Wednesday, 2 December 2009

Journalism: Is the career ladder broken?

Peter Preston reviewing Harold Evans' autobiography 'My Paper Chase' in the British Journalism Review makes the point that the former Sunday Times editor rose through the ranks of weekly newspapers, joined the Manchester Evening News and edited the Northern Echo in Darlington before conquering Fleet Street.
He notes that on his way up Evans spotted other talented journalists like Eric Marsden, his 19-year-old mentor on a weekly paper in Ashton, who became the Sunday Times' correspondent in Kenya and Israel.
Preston writes: "Harry didn't build his Sunday Times from a standing start. He bought 21 years of contacts and experiences in his address book when he arrived (at just 36).
"So much of that world has, indeed, vanished today. Journalism has turned into just another graduate occupation. If you're bright, with a scintillating degree in economics, say, then you won't fancy Ashton, Darlington or what little is left in Manchester.
"You may throw in a graduate year at City, Cardiff, Sheffield and the rest - but essentially you've chosen a fast-track job. The underpaid, under-regarded toilers on local weeklies and dailies are stuck on another track, and you barely ever meet them. The ladder is broken."

1 comment:

Regional Press Old-Hand said...
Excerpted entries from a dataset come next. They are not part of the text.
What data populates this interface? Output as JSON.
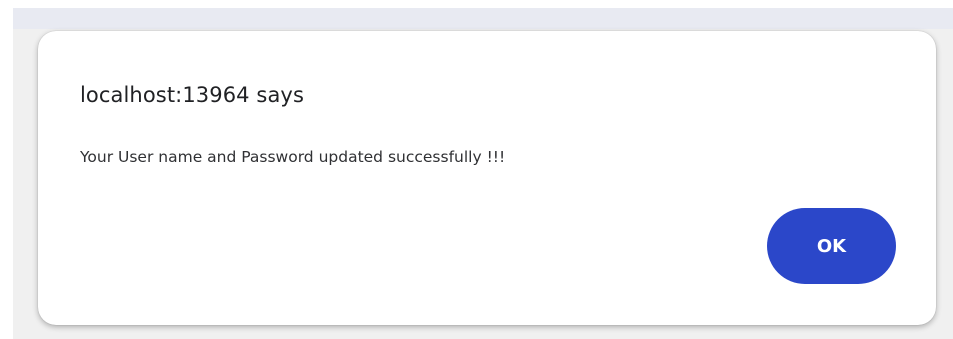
{
  "dialog": {
    "title": "localhost:13964 says",
    "message": "Your User name and Password updated successfully !!!",
    "ok_label": "OK"
  },
  "colors": {
    "ok_button_bg": "#2b47c9",
    "backdrop": "#f0f0f0",
    "top_bar": "#e8eaf2"
  }
}
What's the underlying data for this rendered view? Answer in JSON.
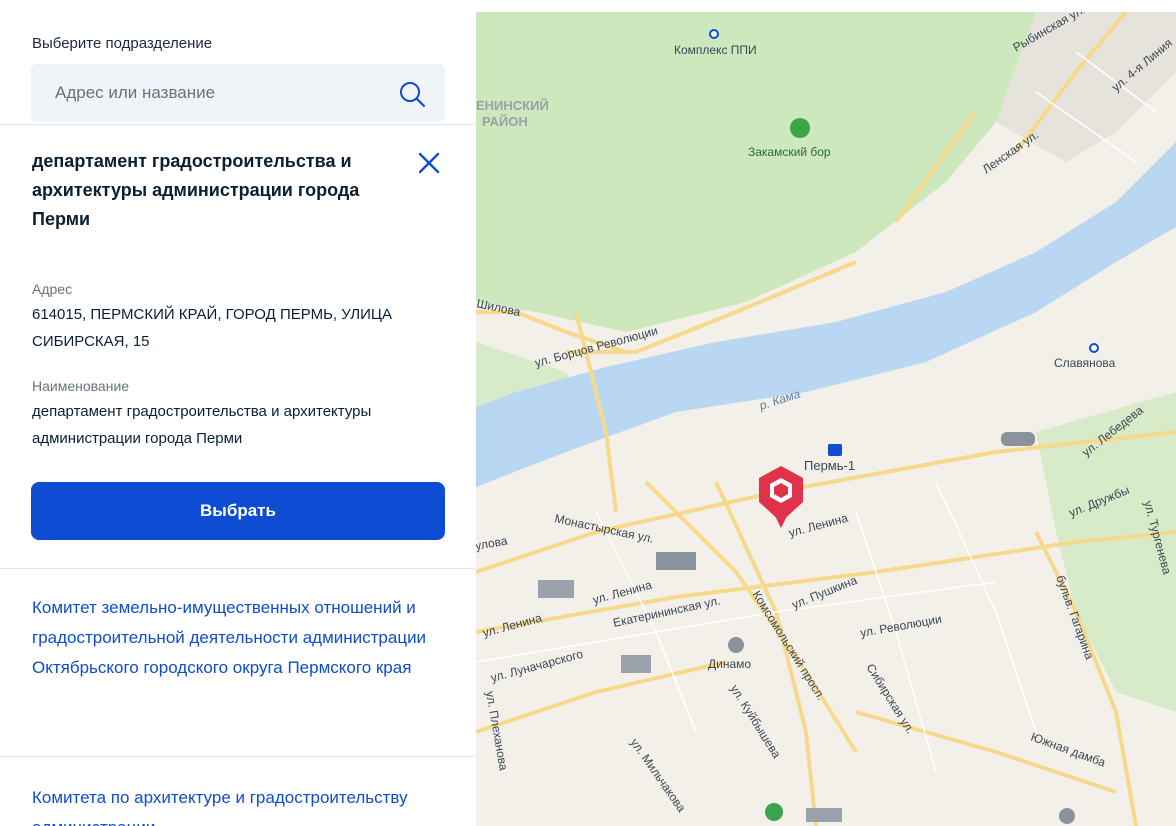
{
  "panel": {
    "select_label": "Выберите подразделение",
    "search": {
      "placeholder": "Адрес или название",
      "value": ""
    },
    "selected": {
      "title": "департамент градостроительства и архитектуры администрации города Перми",
      "address_label": "Адрес",
      "address_value": "614015, ПЕРМСКИЙ КРАЙ, ГОРОД ПЕРМЬ, УЛИЦА СИБИРСКАЯ, 15",
      "name_label": "Наименование",
      "name_value": "департамент градостроительства и архитектуры администрации города Перми",
      "select_button": "Выбрать"
    },
    "other_items": [
      "Комитет земельно-имущественных отношений и градостроительной деятельности администрации Октябрьского городского округа Пермского края",
      "Комитета по архитектуре и градостроительству администрации"
    ]
  },
  "map": {
    "labels": {
      "kompleks": "Комплекс ППИ",
      "district": "ЕНИНСКИЙ",
      "district2": "РАЙОН",
      "zakamsky": "Закамский бор",
      "lenskaya": "Ленская ул.",
      "linia4": "ул. 4-я Линия",
      "rybinskaya": "Рыбинская ул.",
      "shilova": "Шилова",
      "borcov": "ул. Борцов Революции",
      "slavyanova": "Славянова",
      "kama": "р. Кама",
      "perm1": "Пермь-1",
      "lebedeva": "ул. Лебедева",
      "druzhby": "ул. Дружбы",
      "turgeneva": "ул. Тургенева",
      "monastyrskaya": "Монастырская ул.",
      "lenina1": "ул. Ленина",
      "lenina2": "ул. Ленина",
      "lenina3": "ул. Ленина",
      "ulova": "улова",
      "pushkina": "ул. Пушкина",
      "ekaterininskaya": "Екатерининская ул.",
      "revolyucii": "ул. Революции",
      "komsomolsky": "Комсомольский просп.",
      "gagarina": "бульв. Гагарина",
      "lunacharskogo": "ул. Луначарского",
      "dinamo": "Динамо",
      "sibirskaya": "Сибирская ул.",
      "kuybysheva": "ул. Куйбышева",
      "plekhanova": "ул. Плеханова",
      "mylchakova": "ул. Мильчакова",
      "yuzhnaya": "Южная дамба"
    },
    "colors": {
      "water": "#b9d6f2",
      "forest": "#cde8bc",
      "marker": "#e0324a",
      "button": "#0d4cd3"
    }
  }
}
Hmm...the Guardian has not exactly been a conspicuous recruiter of regional press talent under its last two editors, has it?